*** Data in this exercise Section Begins ***

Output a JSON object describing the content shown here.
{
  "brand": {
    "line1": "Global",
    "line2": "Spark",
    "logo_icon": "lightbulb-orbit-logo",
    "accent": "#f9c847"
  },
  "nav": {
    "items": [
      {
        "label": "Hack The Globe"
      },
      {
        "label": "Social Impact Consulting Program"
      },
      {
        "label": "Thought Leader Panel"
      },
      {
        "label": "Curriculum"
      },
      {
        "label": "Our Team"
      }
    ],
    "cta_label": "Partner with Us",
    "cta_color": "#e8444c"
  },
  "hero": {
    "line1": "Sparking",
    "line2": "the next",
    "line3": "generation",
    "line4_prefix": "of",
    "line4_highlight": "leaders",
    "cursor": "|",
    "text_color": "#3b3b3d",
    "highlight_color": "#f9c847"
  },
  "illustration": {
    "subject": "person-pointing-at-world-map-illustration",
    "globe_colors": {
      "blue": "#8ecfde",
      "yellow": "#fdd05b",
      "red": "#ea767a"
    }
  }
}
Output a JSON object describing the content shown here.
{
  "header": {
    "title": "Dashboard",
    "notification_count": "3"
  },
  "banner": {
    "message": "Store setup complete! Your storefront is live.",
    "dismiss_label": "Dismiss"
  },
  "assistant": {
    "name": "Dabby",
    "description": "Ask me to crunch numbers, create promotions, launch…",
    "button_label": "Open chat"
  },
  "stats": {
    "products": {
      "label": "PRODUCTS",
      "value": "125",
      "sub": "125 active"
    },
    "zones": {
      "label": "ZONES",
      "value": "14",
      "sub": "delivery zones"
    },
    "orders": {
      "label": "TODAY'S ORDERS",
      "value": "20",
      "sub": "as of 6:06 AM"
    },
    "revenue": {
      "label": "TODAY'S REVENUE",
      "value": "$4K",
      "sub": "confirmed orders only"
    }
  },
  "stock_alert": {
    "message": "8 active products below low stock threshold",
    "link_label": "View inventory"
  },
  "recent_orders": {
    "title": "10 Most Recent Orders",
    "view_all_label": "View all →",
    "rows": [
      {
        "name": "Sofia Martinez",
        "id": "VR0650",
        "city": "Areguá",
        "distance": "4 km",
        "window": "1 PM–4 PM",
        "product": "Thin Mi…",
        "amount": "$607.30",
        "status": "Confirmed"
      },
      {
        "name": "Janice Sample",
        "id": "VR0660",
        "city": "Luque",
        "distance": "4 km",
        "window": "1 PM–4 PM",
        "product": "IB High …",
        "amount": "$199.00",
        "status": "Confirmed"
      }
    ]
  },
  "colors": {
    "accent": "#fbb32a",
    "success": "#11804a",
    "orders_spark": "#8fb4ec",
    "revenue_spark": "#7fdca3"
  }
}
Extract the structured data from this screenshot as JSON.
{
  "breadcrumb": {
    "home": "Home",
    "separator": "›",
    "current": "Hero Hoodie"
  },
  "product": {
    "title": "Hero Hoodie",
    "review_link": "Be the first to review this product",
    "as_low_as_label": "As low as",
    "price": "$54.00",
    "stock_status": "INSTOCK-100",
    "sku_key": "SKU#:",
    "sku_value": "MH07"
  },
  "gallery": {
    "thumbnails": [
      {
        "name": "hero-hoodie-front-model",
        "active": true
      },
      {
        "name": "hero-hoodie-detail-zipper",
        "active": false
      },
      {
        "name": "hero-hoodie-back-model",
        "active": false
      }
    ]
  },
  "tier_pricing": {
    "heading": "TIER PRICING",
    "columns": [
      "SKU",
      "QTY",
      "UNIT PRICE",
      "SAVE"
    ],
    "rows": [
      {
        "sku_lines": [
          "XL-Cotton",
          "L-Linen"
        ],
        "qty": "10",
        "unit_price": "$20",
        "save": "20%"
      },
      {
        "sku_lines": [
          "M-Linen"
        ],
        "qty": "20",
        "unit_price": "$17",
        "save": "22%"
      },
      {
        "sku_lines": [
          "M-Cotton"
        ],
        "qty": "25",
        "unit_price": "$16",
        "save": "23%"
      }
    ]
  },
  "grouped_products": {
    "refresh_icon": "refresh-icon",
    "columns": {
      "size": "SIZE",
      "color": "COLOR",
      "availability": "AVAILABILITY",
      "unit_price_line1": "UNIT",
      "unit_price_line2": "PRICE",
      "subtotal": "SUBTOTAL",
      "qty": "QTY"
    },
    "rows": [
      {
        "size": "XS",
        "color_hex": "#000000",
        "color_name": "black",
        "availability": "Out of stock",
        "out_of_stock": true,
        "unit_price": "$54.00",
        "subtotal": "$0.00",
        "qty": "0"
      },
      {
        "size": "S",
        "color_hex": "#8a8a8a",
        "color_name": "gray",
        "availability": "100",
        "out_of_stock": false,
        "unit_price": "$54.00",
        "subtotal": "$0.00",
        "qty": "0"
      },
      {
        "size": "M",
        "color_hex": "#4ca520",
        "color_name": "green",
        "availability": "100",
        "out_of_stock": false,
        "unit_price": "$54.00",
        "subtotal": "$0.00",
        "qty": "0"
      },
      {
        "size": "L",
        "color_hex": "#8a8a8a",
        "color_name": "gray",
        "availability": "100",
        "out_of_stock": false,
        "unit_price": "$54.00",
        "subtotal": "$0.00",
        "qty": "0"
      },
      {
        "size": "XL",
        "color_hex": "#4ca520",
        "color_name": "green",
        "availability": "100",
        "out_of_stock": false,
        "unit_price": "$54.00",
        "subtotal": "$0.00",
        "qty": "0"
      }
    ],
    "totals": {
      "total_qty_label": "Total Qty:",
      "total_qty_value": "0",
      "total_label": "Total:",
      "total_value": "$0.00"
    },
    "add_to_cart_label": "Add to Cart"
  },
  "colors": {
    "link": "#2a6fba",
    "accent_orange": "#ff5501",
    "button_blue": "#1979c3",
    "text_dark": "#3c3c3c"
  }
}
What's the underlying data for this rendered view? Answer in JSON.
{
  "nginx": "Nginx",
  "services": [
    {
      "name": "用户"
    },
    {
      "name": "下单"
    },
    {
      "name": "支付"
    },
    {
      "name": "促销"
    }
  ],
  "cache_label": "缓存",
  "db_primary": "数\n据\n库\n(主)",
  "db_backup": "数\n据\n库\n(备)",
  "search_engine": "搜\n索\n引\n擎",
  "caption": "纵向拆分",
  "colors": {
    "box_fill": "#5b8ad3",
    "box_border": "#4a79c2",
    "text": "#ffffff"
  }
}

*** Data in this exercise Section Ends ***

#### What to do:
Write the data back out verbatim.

#### Response:
Output a JSON object describing the content shown here.
{
  "brand": {
    "line1": "Global",
    "line2": "Spark",
    "logo_icon": "lightbulb-orbit-logo",
    "accent": "#f9c847"
  },
  "nav": {
    "items": [
      {
        "label": "Hack The Globe"
      },
      {
        "label": "Social Impact Consulting Program"
      },
      {
        "label": "Thought Leader Panel"
      },
      {
        "label": "Curriculum"
      },
      {
        "label": "Our Team"
      }
    ],
    "cta_label": "Partner with Us",
    "cta_color": "#e8444c"
  },
  "hero": {
    "line1": "Sparking",
    "line2": "the next",
    "line3": "generation",
    "line4_prefix": "of",
    "line4_highlight": "leaders",
    "cursor": "|",
    "text_color": "#3b3b3d",
    "highlight_color": "#f9c847"
  },
  "illustration": {
    "subject": "person-pointing-at-world-map-illustration",
    "globe_colors": {
      "blue": "#8ecfde",
      "yellow": "#fdd05b",
      "red": "#ea767a"
    }
  }
}
Output a JSON object describing the content shown here.
{
  "header": {
    "title": "Dashboard",
    "notification_count": "3"
  },
  "banner": {
    "message": "Store setup complete! Your storefront is live.",
    "dismiss_label": "Dismiss"
  },
  "assistant": {
    "name": "Dabby",
    "description": "Ask me to crunch numbers, create promotions, launch…",
    "button_label": "Open chat"
  },
  "stats": {
    "products": {
      "label": "PRODUCTS",
      "value": "125",
      "sub": "125 active"
    },
    "zones": {
      "label": "ZONES",
      "value": "14",
      "sub": "delivery zones"
    },
    "orders": {
      "label": "TODAY'S ORDERS",
      "value": "20",
      "sub": "as of 6:06 AM"
    },
    "revenue": {
      "label": "TODAY'S REVENUE",
      "value": "$4K",
      "sub": "confirmed orders only"
    }
  },
  "stock_alert": {
    "message": "8 active products below low stock threshold",
    "link_label": "View inventory"
  },
  "recent_orders": {
    "title": "10 Most Recent Orders",
    "view_all_label": "View all →",
    "rows": [
      {
        "name": "Sofia Martinez",
        "id": "VR0650",
        "city": "Areguá",
        "distance": "4 km",
        "window": "1 PM–4 PM",
        "product": "Thin Mi…",
        "amount": "$607.30",
        "status": "Confirmed"
      },
      {
        "name": "Janice Sample",
        "id": "VR0660",
        "city": "Luque",
        "distance": "4 km",
        "window": "1 PM–4 PM",
        "product": "IB High …",
        "amount": "$199.00",
        "status": "Confirmed"
      }
    ]
  },
  "colors": {
    "accent": "#fbb32a",
    "success": "#11804a",
    "orders_spark": "#8fb4ec",
    "revenue_spark": "#7fdca3"
  }
}
Extract the structured data from this screenshot as JSON.
{
  "breadcrumb": {
    "home": "Home",
    "separator": "›",
    "current": "Hero Hoodie"
  },
  "product": {
    "title": "Hero Hoodie",
    "review_link": "Be the first to review this product",
    "as_low_as_label": "As low as",
    "price": "$54.00",
    "stock_status": "INSTOCK-100",
    "sku_key": "SKU#:",
    "sku_value": "MH07"
  },
  "gallery": {
    "thumbnails": [
      {
        "name": "hero-hoodie-front-model",
        "active": true
      },
      {
        "name": "hero-hoodie-detail-zipper",
        "active": false
      },
      {
        "name": "hero-hoodie-back-model",
        "active": false
      }
    ]
  },
  "tier_pricing": {
    "heading": "TIER PRICING",
    "columns": [
      "SKU",
      "QTY",
      "UNIT PRICE",
      "SAVE"
    ],
    "rows": [
      {
        "sku_lines": [
          "XL-Cotton",
          "L-Linen"
        ],
        "qty": "10",
        "unit_price": "$20",
        "save": "20%"
      },
      {
        "sku_lines": [
          "M-Linen"
        ],
        "qty": "20",
        "unit_price": "$17",
        "save": "22%"
      },
      {
        "sku_lines": [
          "M-Cotton"
        ],
        "qty": "25",
        "unit_price": "$16",
        "save": "23%"
      }
    ]
  },
  "grouped_products": {
    "refresh_icon": "refresh-icon",
    "columns": {
      "size": "SIZE",
      "color": "COLOR",
      "availability": "AVAILABILITY",
      "unit_price_line1": "UNIT",
      "unit_price_line2": "PRICE",
      "subtotal": "SUBTOTAL",
      "qty": "QTY"
    },
    "rows": [
      {
        "size": "XS",
        "color_hex": "#000000",
        "color_name": "black",
        "availability": "Out of stock",
        "out_of_stock": true,
        "unit_price": "$54.00",
        "subtotal": "$0.00",
        "qty": "0"
      },
      {
        "size": "S",
        "color_hex": "#8a8a8a",
        "color_name": "gray",
        "availability": "100",
        "out_of_stock": false,
        "unit_price": "$54.00",
        "subtotal": "$0.00",
        "qty": "0"
      },
      {
        "size": "M",
        "color_hex": "#4ca520",
        "color_name": "green",
        "availability": "100",
        "out_of_stock": false,
        "unit_price": "$54.00",
        "subtotal": "$0.00",
        "qty": "0"
      },
      {
        "size": "L",
        "color_hex": "#8a8a8a",
        "color_name": "gray",
        "availability": "100",
        "out_of_stock": false,
        "unit_price": "$54.00",
        "subtotal": "$0.00",
        "qty": "0"
      },
      {
        "size": "XL",
        "color_hex": "#4ca520",
        "color_name": "green",
        "availability": "100",
        "out_of_stock": false,
        "unit_price": "$54.00",
        "subtotal": "$0.00",
        "qty": "0"
      }
    ],
    "totals": {
      "total_qty_label": "Total Qty:",
      "total_qty_value": "0",
      "total_label": "Total:",
      "total_value": "$0.00"
    },
    "add_to_cart_label": "Add to Cart"
  },
  "colors": {
    "link": "#2a6fba",
    "accent_orange": "#ff5501",
    "button_blue": "#1979c3",
    "text_dark": "#3c3c3c"
  }
}
What's the underlying data for this rendered view? Answer in JSON.
{
  "nginx": "Nginx",
  "services": [
    {
      "name": "用户"
    },
    {
      "name": "下单"
    },
    {
      "name": "支付"
    },
    {
      "name": "促销"
    }
  ],
  "cache_label": "缓存",
  "db_primary": "数\n据\n库\n(主)",
  "db_backup": "数\n据\n库\n(备)",
  "search_engine": "搜\n索\n引\n擎",
  "caption": "纵向拆分",
  "colors": {
    "box_fill": "#5b8ad3",
    "box_border": "#4a79c2",
    "text": "#ffffff"
  }
}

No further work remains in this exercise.